Florence -- The David is most certainly a sight. Celeste and I just sat there and looked at it for 15 or 20 minutes. It was a peaceful setting and an enchanting statue. I wasn't that thrilled going in, but it really did affect me more than I thought it would. (I could have done without the $15 entrance fee). The Uffizi gallery had a lot of Boticelli works that were cool. The Birth of Venus was one. Also there was a Caravaggio work of Judith and Holofornes that I liked. The coolest thing about the Uffizi was the Leonardo Da Vinci exhibit. They had 3 paintings by him, and a whole special exhibit dedicated to his life and his workshop. It showed all the awesome things he invented and thought up. He was an incredibly gifted and inspired man.

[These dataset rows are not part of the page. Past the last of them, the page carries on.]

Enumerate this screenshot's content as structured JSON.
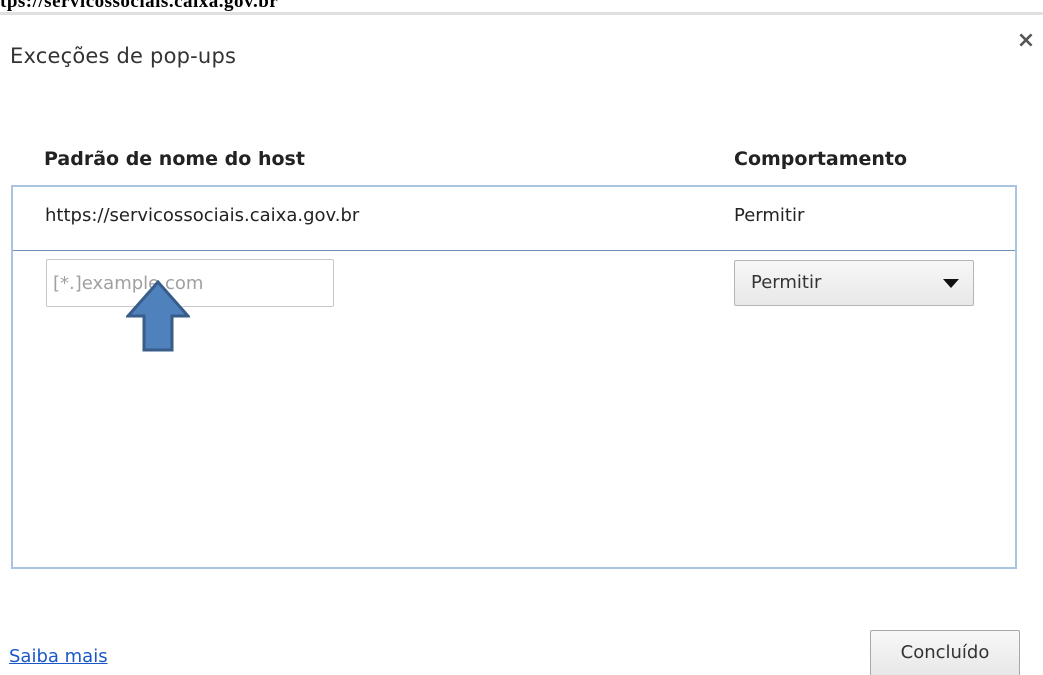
{
  "page_header": {
    "url_text": "tps://servicossociais.caixa.gov.br"
  },
  "dialog": {
    "title": "Exceções de pop-ups",
    "close_icon": "close-icon",
    "close_glyph": "×"
  },
  "table": {
    "columns": [
      "Padrão de nome do host",
      "Comportamento"
    ],
    "rows": [
      {
        "host": "https://servicossociais.caixa.gov.br",
        "behavior": "Permitir"
      }
    ],
    "new_entry": {
      "host_placeholder": "[*.]example.com",
      "host_value": "",
      "behavior_selected": "Permitir"
    }
  },
  "annotation": {
    "arrow_icon": "up-arrow-icon",
    "arrow_fill": "#4f81bd",
    "arrow_stroke": "#385d8a"
  },
  "footer": {
    "learn_more": "Saiba mais",
    "done_label": "Concluído"
  },
  "colors": {
    "list_border": "#a9c4e2",
    "link": "#1a57c9"
  }
}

Venice -- Venice was very romantic. We enjoyed just riding the boat taxi down the main waterway. The most fun was feeding the pigeons in St. Mark's Square. Seriously, best $2 we spent the whole trip. The birds would fly up to your hand or shoulder or head just to get a peck at the birdfood. It was super fun. There were millions of them too. At night in the square, the restaurants have live bands that play classical music and you can wander and enjoy them. Very romantic. Oh, and by the way, we spent like $100 buying Gelato. We bought it as much as we could. It's simply delicious.

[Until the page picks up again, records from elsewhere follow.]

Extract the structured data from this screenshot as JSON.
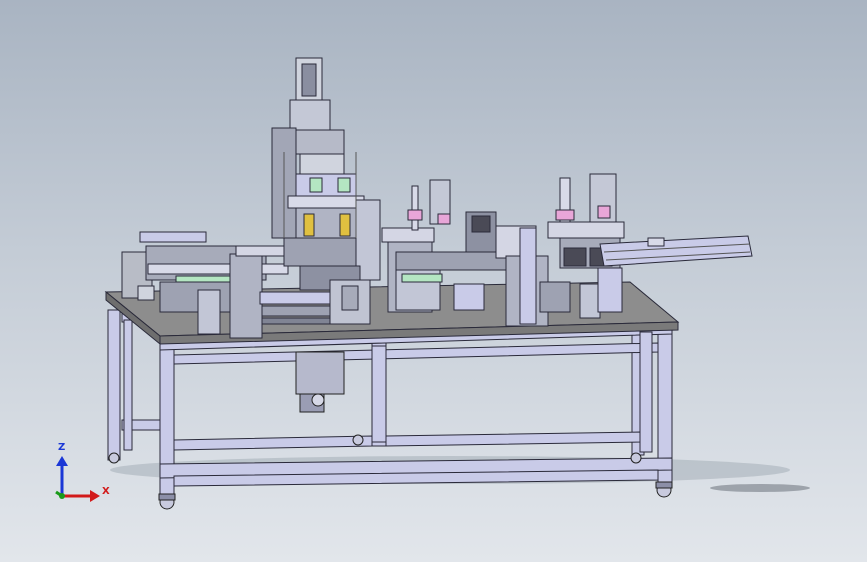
{
  "viewport": {
    "background_top": "#a9b4c2",
    "background_bottom": "#e2e6eb"
  },
  "model": {
    "frame_color": "#c9cbe8",
    "frame_edge": "#2a2a3a",
    "tabletop_color": "#8d8d8d",
    "steel_color": "#b8bcc6",
    "accent_colors": [
      "#b4e6c2",
      "#e8a6d8",
      "#e0c040"
    ]
  },
  "triad": {
    "z_label": "Z",
    "x_label": "X",
    "z_color": "#1a37d6",
    "x_color": "#d21a1a",
    "y_color": "#1a9a1a"
  }
}
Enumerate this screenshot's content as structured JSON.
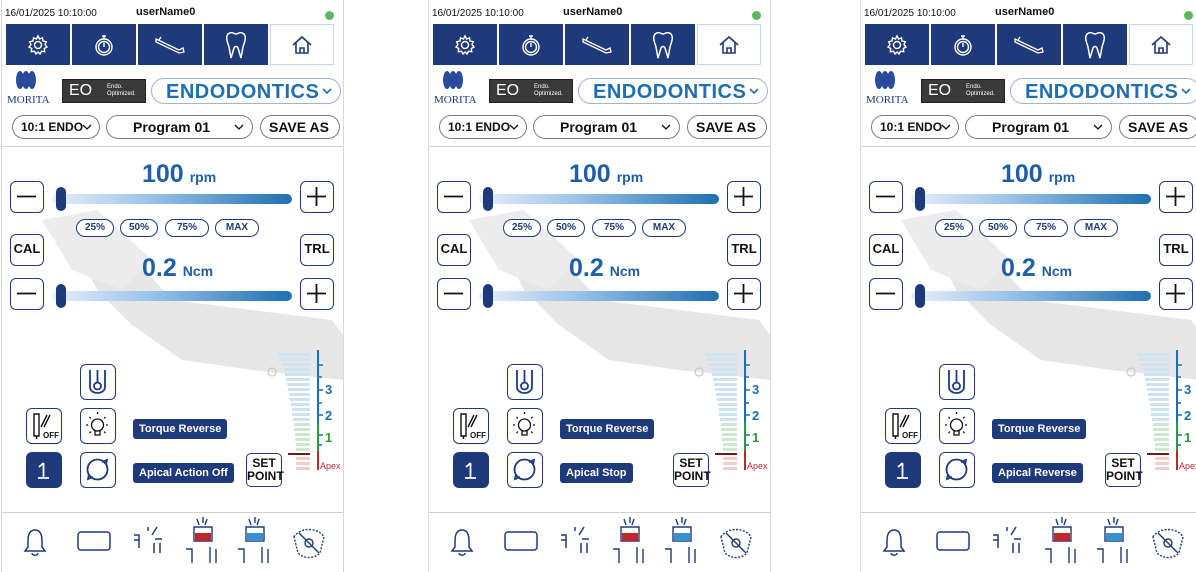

Salzburg -- Celeste went nuts here because of the Sound of Music ties. We took pictures in 3 or 4 spots where the movie happened. The city is basically now a living monument to Mozart. They have mozart concerts all over town. The castle (which we unfortunately didn't see) has concerts, and in all the churches. What we did do was see the Opera "Abduction from the Seraglio" by a cast of marionettes. It was very entertaining. I really enjoyed it (even though it was all in German, with very few english subtitles). It was neat to see all the different things they could do with the puppets.
Prague -- Downtown Prague is very unique. All the buildings are pastel colored. The city has a lot of Art Nouveau architecture along with Rococo and a little Gothic. There was a clock tower that was supremely intricate and precise (particularly for its time). We went into another cathedral and saw some really beautiful stained glass windows. The colors were so vibrant. Here we also visited the Jewish sector of town. It was very interesting. We saw a Jewish graveyard, where bodies were just buried on top of previous graves. There were 3 or 4 synagogues that had info about the Czech Jews. One was a memorial to all the Czech Jews that died in WWII. ALL their names were written on the walls of the synagogue. The place flooded a couple decades ago, so they went back and re-wrote all the names. Touching place. The most interesting to me was what life was like for the Jews in the ghetto, and what caused them to get persecuted and killed. They were a prosperous people that helped nobles and kings alike, but catholic intolerance and economic pressures gave them all sorts of trouble. Eg. when transmogrification became an official Catholic doctrine (the belief that the sacrament wafer and wine actually turn into the REAL body and blood of Christ after it is blessed) there were rumors spread that the Jews were desecrating the sacred wafers. That caused pogroms and deaths, etc. There was even a law made that allowed only the first child of Jewish families to get married. It was incredible what lengths people went to for racial/cultural discrimination. Hiss and a by-word indeed. Also in Prague we saw what is termed a Black Light Theater. Basically everyone on stage is dressed up in complete black outfits and a black light shines on stage to illuminate neat things. So props come out and appear floating in air, they do special effects tricks to show light and colors in a new way. They had a girl on a wire flying around. It was interesting. I bet Adam and Anjilla would have liked it alot.